Trooper who issued citation no longer with state after being accused of sexual abuse of a minor.

An open container citation issued to an Alaska state lawmaker has been dismissed because the trooper who issued the citation is no longer in state employment after being accused of sexual abuse of a minor.

State Sen. Josh Revak, an Anchorage Republican, was cited in August for driving with an open can of beer in his car. Revak said he has been sober for seven years after using alcohol heavily following his return home after being injured in the Iraqi War, the Anchorage Daily News reported.

[Lawmaker cited for open beer fellow legislator says was his]

Instead, state Sen. Scott Kawasaki, a Fairbanks Democrat, has said the beer was his. The two were driving from Anchorage to a fishing event on the Kenai Peninsula when they were stopped near Sterling for driving 66 mph in a 55 mph zone. Both lawmakers said Revak did not know beer was the beverage in the container.

The trooper issued Revak a $220 citation but did not charge him with speeding. Revak said he planned to challenge the ticket in court Wednesday before the charge was dismissed last week.

The trooper who issued the ticket was arrested and charged two weeks ago on suspicion of sexual abuse of a minor.

Troopers spokesman Austin McDaniel told The Associated Press on Tuesday the man was no longer employed by the state but declined to elaborate because it was a personnel issue.

When a trooper leaves service, their open investigations such as burglaries are turned over to other troopers to continue the case. However, troopers indicated that in those cases when a trooper who is no longer with the state has issued citations or is involved in other cases where court dates were involved, the state court system would have to weigh in.

In Revak’s case, the courts sent a request for the trooper who cited Revak to attend the court hearing Wednesday. However, the agency responded that the trooper is no longer employed by the state.

Since that trooper handling the Revak case was patrolling alone in his cruiser, there was no other trooper present who witnessed either the alleged speeding or open container in Revak’s car, prompting troopers to also ask the court to drop the citation, McDaniel said.

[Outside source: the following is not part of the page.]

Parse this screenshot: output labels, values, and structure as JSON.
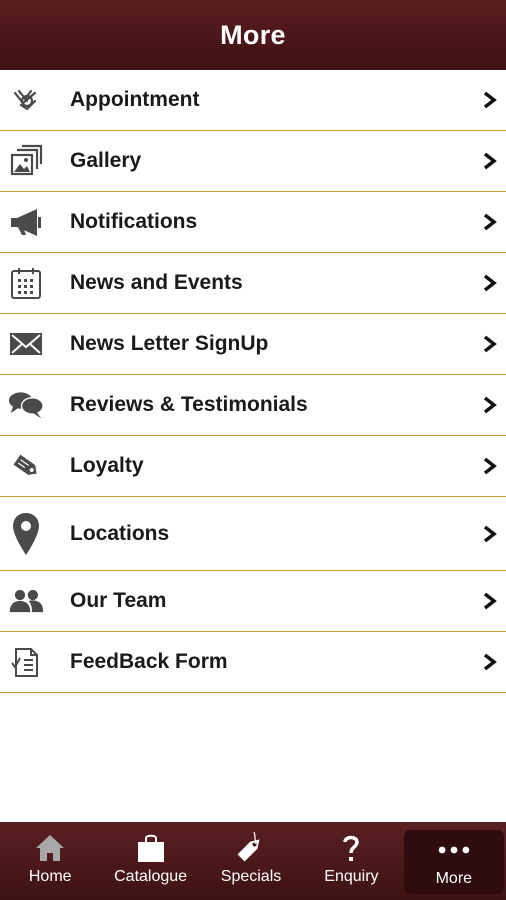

Revak said he planned to donate the money he would have paid if found guilty on the citation to an alcohol rehabilitation group. Kawasaki said he would match that donation.